Segment Start: PROVIDED RECORDS

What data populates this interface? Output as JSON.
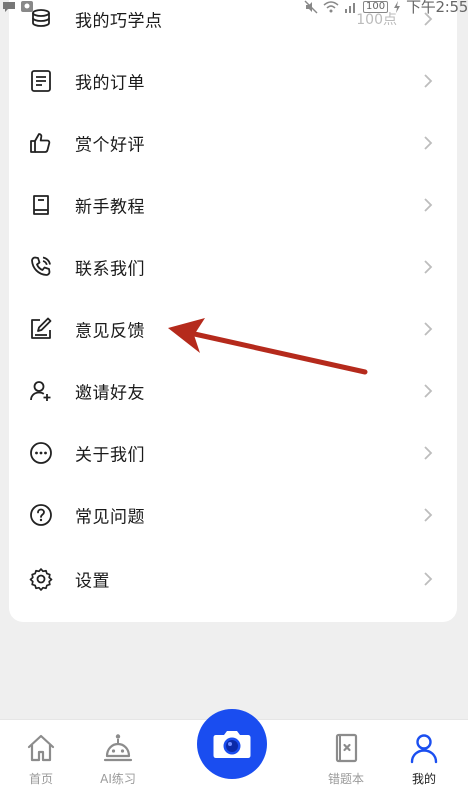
{
  "status_bar": {
    "time": "下午2:55",
    "battery": "100"
  },
  "menu": {
    "items": [
      {
        "id": "points",
        "label": "我的巧学点",
        "value": "100点",
        "icon": "coins-stack-icon"
      },
      {
        "id": "orders",
        "label": "我的订单",
        "icon": "document-icon"
      },
      {
        "id": "rate",
        "label": "赏个好评",
        "icon": "thumbs-up-icon"
      },
      {
        "id": "tutorial",
        "label": "新手教程",
        "icon": "book-icon"
      },
      {
        "id": "contact",
        "label": "联系我们",
        "icon": "phone-icon"
      },
      {
        "id": "feedback",
        "label": "意见反馈",
        "icon": "edit-note-icon"
      },
      {
        "id": "invite",
        "label": "邀请好友",
        "icon": "add-user-icon"
      },
      {
        "id": "about",
        "label": "关于我们",
        "icon": "ellipsis-circle-icon"
      },
      {
        "id": "faq",
        "label": "常见问题",
        "icon": "question-circle-icon"
      },
      {
        "id": "settings",
        "label": "设置",
        "icon": "gear-icon"
      }
    ]
  },
  "tabbar": {
    "home": "首页",
    "ai": "AI练习",
    "mistakes": "错题本",
    "mine": "我的",
    "active_color": "#1b4ff0",
    "camera_color": "#1a4df0"
  },
  "annotation": {
    "color": "#b52a1c"
  }
}
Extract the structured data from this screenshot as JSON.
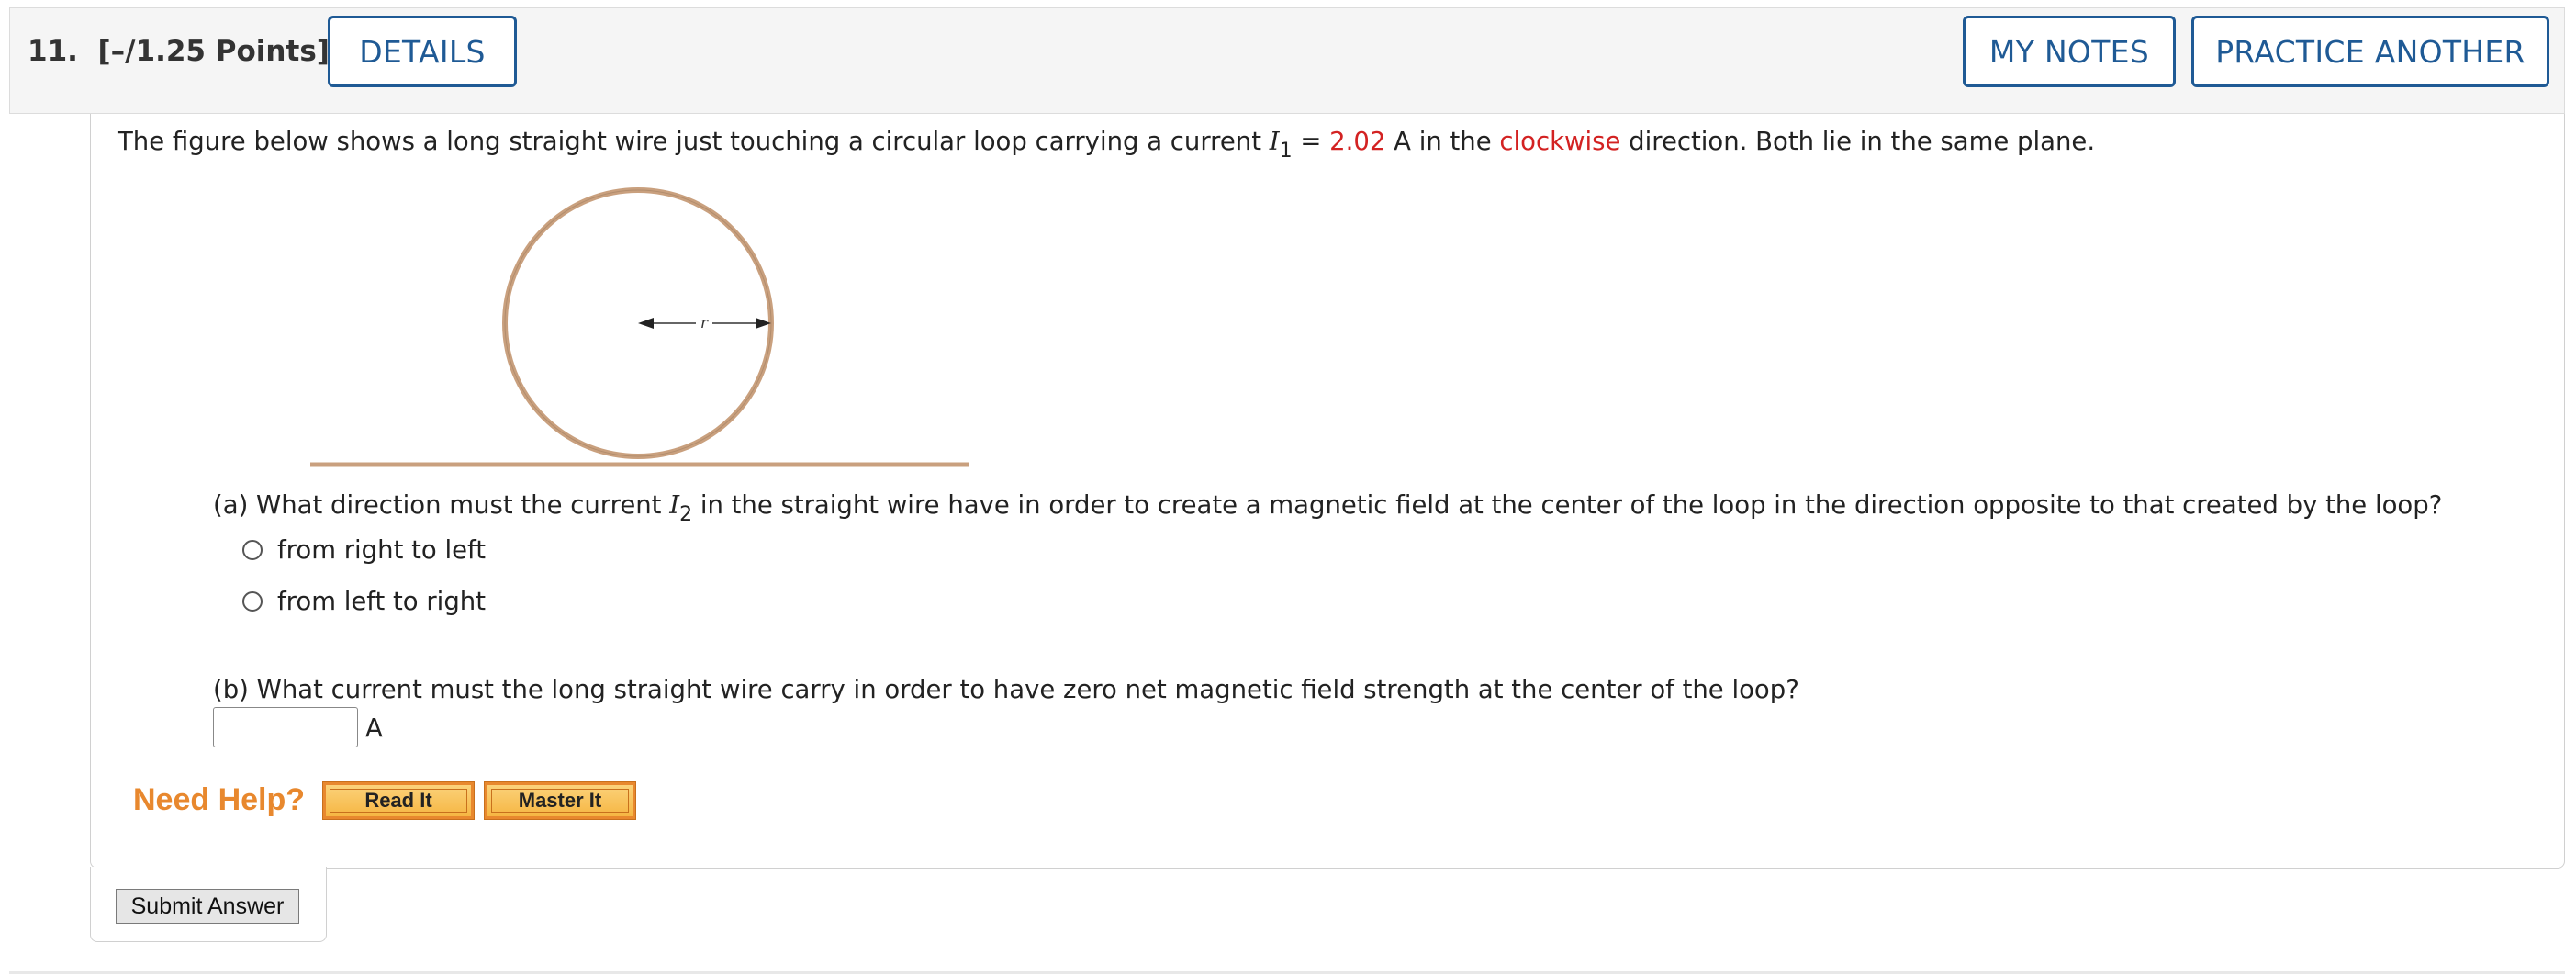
{
  "header": {
    "question_number": "11.",
    "points": "[–/1.25 Points]",
    "details_label": "DETAILS",
    "my_notes_label": "MY NOTES",
    "practice_another_label": "PRACTICE ANOTHER"
  },
  "intro": {
    "part1": "The figure below shows a long straight wire just touching a circular loop carrying a current ",
    "var": "I",
    "var_sub": "1",
    "equals": " = ",
    "value": "2.02",
    "part2": " A in the ",
    "direction": "clockwise",
    "part3": " direction. Both lie in the same plane."
  },
  "figure": {
    "radius_label": "r",
    "loop_color": "#c9a07e",
    "wire_color": "#c9a07e"
  },
  "part_a": {
    "prefix": "(a) What direction must the current ",
    "var": "I",
    "var_sub": "2",
    "suffix": " in the straight wire have in order to create a magnetic field at the center of the loop in the direction opposite to that created by the loop?",
    "options": [
      "from right to left",
      "from left to right"
    ]
  },
  "part_b": {
    "question": "(b) What current must the long straight wire carry in order to have zero net magnetic field strength at the center of the loop?",
    "input_value": "",
    "unit": "A"
  },
  "help": {
    "label": "Need Help?",
    "read_it": "Read It",
    "master_it": "Master It"
  },
  "submit_label": "Submit Answer",
  "colors": {
    "accent": "#1f5a95",
    "red_value": "#d32222",
    "need_help": "#e8882e",
    "help_button": "#f6b643"
  }
}
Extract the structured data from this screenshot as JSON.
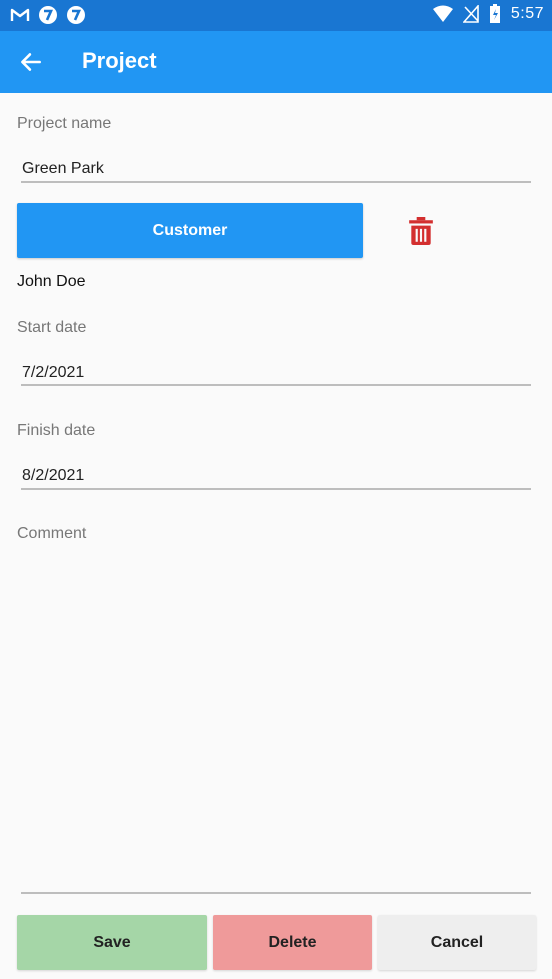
{
  "status_bar": {
    "time": "5:57",
    "left_icons": [
      "gmail-icon",
      "notification-icon",
      "notification-icon"
    ],
    "right_icons": [
      "wifi-icon",
      "no-signal-icon",
      "battery-icon"
    ]
  },
  "app_bar": {
    "title": "Project",
    "back_icon": "arrow-left-icon",
    "color": "#2196f3"
  },
  "form": {
    "project_name": {
      "label": "Project name",
      "value": "Green Park"
    },
    "customer": {
      "button_label": "Customer",
      "selected": "John Doe",
      "remove_icon": "trash-icon"
    },
    "start_date": {
      "label": "Start date",
      "value": "7/2/2021"
    },
    "finish_date": {
      "label": "Finish date",
      "value": "8/2/2021"
    },
    "comment": {
      "label": "Comment",
      "value": ""
    }
  },
  "actions": {
    "save": {
      "label": "Save",
      "color": "#a5d6a7"
    },
    "delete": {
      "label": "Delete",
      "color": "#ef9a9a"
    },
    "cancel": {
      "label": "Cancel",
      "color": "#eeeeee"
    }
  }
}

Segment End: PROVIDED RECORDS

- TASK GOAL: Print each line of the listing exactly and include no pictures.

- ANSWER BOX:
What data populates this interface? Output as JSON.
{
  "status_bar": {
    "time": "下午2:55",
    "battery": "100"
  },
  "menu": {
    "items": [
      {
        "id": "points",
        "label": "我的巧学点",
        "value": "100点",
        "icon": "coins-stack-icon"
      },
      {
        "id": "orders",
        "label": "我的订单",
        "icon": "document-icon"
      },
      {
        "id": "rate",
        "label": "赏个好评",
        "icon": "thumbs-up-icon"
      },
      {
        "id": "tutorial",
        "label": "新手教程",
        "icon": "book-icon"
      },
      {
        "id": "contact",
        "label": "联系我们",
        "icon": "phone-icon"
      },
      {
        "id": "feedback",
        "label": "意见反馈",
        "icon": "edit-note-icon"
      },
      {
        "id": "invite",
        "label": "邀请好友",
        "icon": "add-user-icon"
      },
      {
        "id": "about",
        "label": "关于我们",
        "icon": "ellipsis-circle-icon"
      },
      {
        "id": "faq",
        "label": "常见问题",
        "icon": "question-circle-icon"
      },
      {
        "id": "settings",
        "label": "设置",
        "icon": "gear-icon"
      }
    ]
  },
  "tabbar": {
    "home": "首页",
    "ai": "AI练习",
    "mistakes": "错题本",
    "mine": "我的",
    "active_color": "#1b4ff0",
    "camera_color": "#1a4df0"
  },
  "annotation": {
    "color": "#b52a1c"
  }
}
Extract the structured data from this screenshot as JSON.
{
  "header": {
    "question_number": "11.",
    "points": "[–/1.25 Points]",
    "details_label": "DETAILS",
    "my_notes_label": "MY NOTES",
    "practice_another_label": "PRACTICE ANOTHER"
  },
  "intro": {
    "part1": "The figure below shows a long straight wire just touching a circular loop carrying a current ",
    "var": "I",
    "var_sub": "1",
    "equals": " = ",
    "value": "2.02",
    "part2": " A in the ",
    "direction": "clockwise",
    "part3": " direction. Both lie in the same plane."
  },
  "figure": {
    "radius_label": "r",
    "loop_color": "#c9a07e",
    "wire_color": "#c9a07e"
  },
  "part_a": {
    "prefix": "(a) What direction must the current ",
    "var": "I",
    "var_sub": "2",
    "suffix": " in the straight wire have in order to create a magnetic field at the center of the loop in the direction opposite to that created by the loop?",
    "options": [
      "from right to left",
      "from left to right"
    ]
  },
  "part_b": {
    "question": "(b) What current must the long straight wire carry in order to have zero net magnetic field strength at the center of the loop?",
    "input_value": "",
    "unit": "A"
  },
  "help": {
    "label": "Need Help?",
    "read_it": "Read It",
    "master_it": "Master It"
  },
  "submit_label": "Submit Answer",
  "colors": {
    "accent": "#1f5a95",
    "red_value": "#d32222",
    "need_help": "#e8882e",
    "help_button": "#f6b643"
  }
}
Extract the structured data from this screenshot as JSON.
{
  "status_bar": {
    "time": "5:57",
    "left_icons": [
      "gmail-icon",
      "notification-icon",
      "notification-icon"
    ],
    "right_icons": [
      "wifi-icon",
      "no-signal-icon",
      "battery-icon"
    ]
  },
  "app_bar": {
    "title": "Project",
    "back_icon": "arrow-left-icon",
    "color": "#2196f3"
  },
  "form": {
    "project_name": {
      "label": "Project name",
      "value": "Green Park"
    },
    "customer": {
      "button_label": "Customer",
      "selected": "John Doe",
      "remove_icon": "trash-icon"
    },
    "start_date": {
      "label": "Start date",
      "value": "7/2/2021"
    },
    "finish_date": {
      "label": "Finish date",
      "value": "8/2/2021"
    },
    "comment": {
      "label": "Comment",
      "value": ""
    }
  },
  "actions": {
    "save": {
      "label": "Save",
      "color": "#a5d6a7"
    },
    "delete": {
      "label": "Delete",
      "color": "#ef9a9a"
    },
    "cancel": {
      "label": "Cancel",
      "color": "#eeeeee"
    }
  }
}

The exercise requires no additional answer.